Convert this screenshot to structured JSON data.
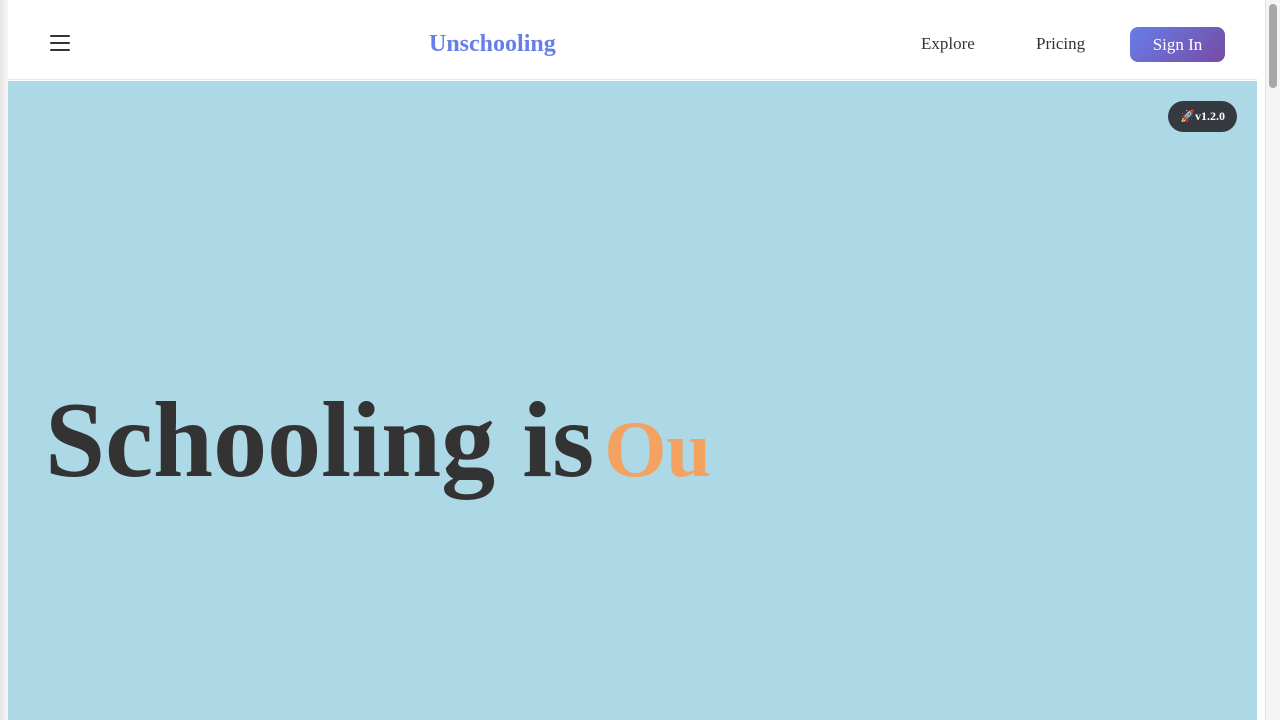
{
  "header": {
    "logo": "Unschooling",
    "nav": {
      "explore": "Explore",
      "pricing": "Pricing"
    },
    "signin_label": "Sign In",
    "menu_icon": "hamburger-menu-icon"
  },
  "hero": {
    "badge": "🚀v1.2.0",
    "title_main": "Schooling is",
    "title_accent": "Ou"
  },
  "colors": {
    "brand": "#667eea",
    "button_gradient_start": "#667eea",
    "button_gradient_end": "#764ba2",
    "hero_background": "#add8e6",
    "heading_text": "#333333",
    "accent_text": "#f4a261",
    "badge_background": "#343a40"
  }
}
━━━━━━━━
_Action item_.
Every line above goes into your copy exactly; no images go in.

_Response to the exercise_.
Convert this screenshot to structured JSON data.
{
  "header": {
    "logo": "Unschooling",
    "nav": {
      "explore": "Explore",
      "pricing": "Pricing"
    },
    "signin_label": "Sign In",
    "menu_icon": "hamburger-menu-icon"
  },
  "hero": {
    "badge": "🚀v1.2.0",
    "title_main": "Schooling is",
    "title_accent": "Ou"
  },
  "colors": {
    "brand": "#667eea",
    "button_gradient_start": "#667eea",
    "button_gradient_end": "#764ba2",
    "hero_background": "#add8e6",
    "heading_text": "#333333",
    "accent_text": "#f4a261",
    "badge_background": "#343a40"
  }
}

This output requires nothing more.